BELLAS: I collect strange bits of knowledge and chase after whatever shiny subjects catch my attention. I’ve always been intrigued by things like the secret language of flowers in Victorian times or what different plants symbolize, and books such as “The Meaning of Herbs: Myth, Language & Lore” and “Culpeper’s Colour Herbal” and “The Grammar of Spice” live on my bookshelves. Rosemary for remembrance is a phrase that’s been stuck in my head for years.
ULRICH: The specific imagery in this story is so powerful, the red plastic shovel for burying bunnies, the wreaths of dandelions. Were these elements present from the beginning or did you add them in later?
BELLAS: They were there from the beginning. I saw and felt and tasted everything vividly as I was writing. I tend to write slowly and revise as I go so I’m not usually adding things later. I’m more likely to be taking things away at the end or agonizing over a specific word or comma.
ULRICH: The Greek just sings in this piece. How important was it to you to include it? (And thanks for kindly providing translation, by the way!)
BELLAS: Thank you! It was essential. This story wouldn’t exist without the Greek. It’s at the heart of the piece — the nursery rhyme and lullaby especially so, as I think of those in Greek, not in English. An interesting side note, an aunt in Greece taught me that lullaby and it’s one I’ve sung over the years to all nine of my nephews and nieces, as well as to friends’ babies. I assumed it was a traditional lullaby but found out from a cousin after this story came out that it’s actually the chorus to a pop song from the ’70s!
ULRICH: The main character is so sympathetic and real that the ending is entirely unexpected. And yet, it isn’t. Did you know when you started this piece how it would end?

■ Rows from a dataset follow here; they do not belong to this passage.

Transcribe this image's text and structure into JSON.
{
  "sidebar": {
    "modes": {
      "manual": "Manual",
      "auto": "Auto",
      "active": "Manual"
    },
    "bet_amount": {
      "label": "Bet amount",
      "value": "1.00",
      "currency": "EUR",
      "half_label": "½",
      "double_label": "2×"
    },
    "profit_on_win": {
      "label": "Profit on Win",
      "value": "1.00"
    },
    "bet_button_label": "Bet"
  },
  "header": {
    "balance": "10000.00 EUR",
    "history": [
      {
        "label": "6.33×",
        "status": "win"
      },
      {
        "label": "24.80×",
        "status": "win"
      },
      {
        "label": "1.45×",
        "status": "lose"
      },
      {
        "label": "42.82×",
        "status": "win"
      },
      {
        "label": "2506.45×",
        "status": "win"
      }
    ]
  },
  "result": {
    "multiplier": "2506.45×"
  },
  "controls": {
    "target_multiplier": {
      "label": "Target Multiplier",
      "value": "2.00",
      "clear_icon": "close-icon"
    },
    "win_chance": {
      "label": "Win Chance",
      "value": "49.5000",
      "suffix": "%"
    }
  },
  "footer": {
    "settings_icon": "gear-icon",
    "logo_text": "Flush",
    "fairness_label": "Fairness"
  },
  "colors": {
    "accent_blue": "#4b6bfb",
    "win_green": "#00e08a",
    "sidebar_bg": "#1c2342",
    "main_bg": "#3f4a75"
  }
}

BELLAS: I didn’t know what was going to happen. I spent days in this world waiting to find out. I often write three-quarters of a story relatively quickly and then reach a point where I have to stop. That waiting period could be a few days, months, or even more than a year. I carry the story within me and I think about it and I try things out in my head and I wait. A long time ago I came across somebody quoting Michelangelo about how the sculpture already exists within the stone and it’s simply the artist’s job to reveal it. That’s how I feel about the endings to my stories — that they, in time, reveal themselves to me.
ULRICH: The atmosphere of this story is so deliciously dreamlike, almost a fairy tale, something to get lost in. Do you ever have a hard time leaving the world of a story behind when you’ve created it so deeply like this?

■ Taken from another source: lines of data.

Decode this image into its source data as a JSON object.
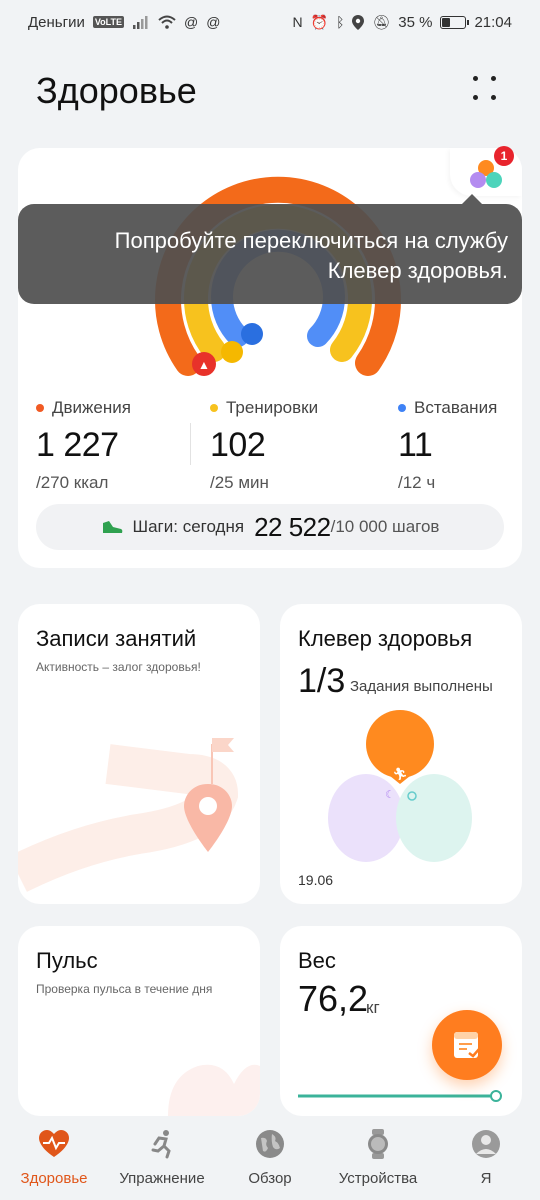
{
  "status_bar": {
    "carrier": "Деньгии",
    "volte": "VoLTE",
    "battery": "35 %",
    "time": "21:04",
    "battery_level": 0.35,
    "icons": [
      "signal-icon",
      "wifi-icon",
      "at-icon",
      "at-icon",
      "nfc-icon",
      "alarm-icon",
      "bluetooth-icon",
      "location-icon",
      "mute-icon",
      "battery-icon"
    ]
  },
  "header": {
    "title": "Здоровье"
  },
  "summary": {
    "tooltip": "Попробуйте переключиться на службу Клевер здоровья.",
    "badge": "1",
    "metrics": [
      {
        "label": "Движения",
        "value": "1 227",
        "goal": "/270 ккал",
        "color": "#f15a24"
      },
      {
        "label": "Тренировки",
        "value": "102",
        "goal": "/25 мин",
        "color": "#f7c21e"
      },
      {
        "label": "Вставания",
        "value": "11",
        "goal": "/12 ч",
        "color": "#3e82f6"
      }
    ],
    "steps": {
      "label": "Шаги: сегодня",
      "value": "22 522",
      "goal": "/10 000 шагов"
    }
  },
  "tiles": {
    "records": {
      "title": "Записи занятий",
      "subtitle": "Активность – залог здоровья!"
    },
    "clover": {
      "title": "Клевер здоровья",
      "count": "1/3",
      "count_label": "Задания выполнены",
      "date": "19.06"
    },
    "pulse": {
      "title": "Пульс",
      "subtitle": "Проверка пульса в течение дня"
    },
    "weight": {
      "title": "Вес",
      "value": "76,2",
      "unit": "кг"
    }
  },
  "nav": {
    "items": [
      {
        "label": "Здоровье",
        "icon": "heart-pulse-icon",
        "active": true
      },
      {
        "label": "Упражнение",
        "icon": "running-icon",
        "active": false
      },
      {
        "label": "Обзор",
        "icon": "globe-icon",
        "active": false
      },
      {
        "label": "Устройства",
        "icon": "watch-icon",
        "active": false
      },
      {
        "label": "Я",
        "icon": "profile-icon",
        "active": false
      }
    ]
  },
  "colors": {
    "accent": "#e0561a",
    "move": "#f15a24",
    "exercise": "#f7c21e",
    "stand": "#3e82f6",
    "fab": "#ff7d1f"
  }
}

BELLAS: Definitely! I felt a bit like I was under some enchantment writing this story and I wanted to find out how things would unfold but I didn’t want it to end. I still think about this character and wonder if I’ll see her again.
You can read Georgia’s story, “The Rabbit Goes to Drink from Your Throat”, here.
Logo by: Robert James Russell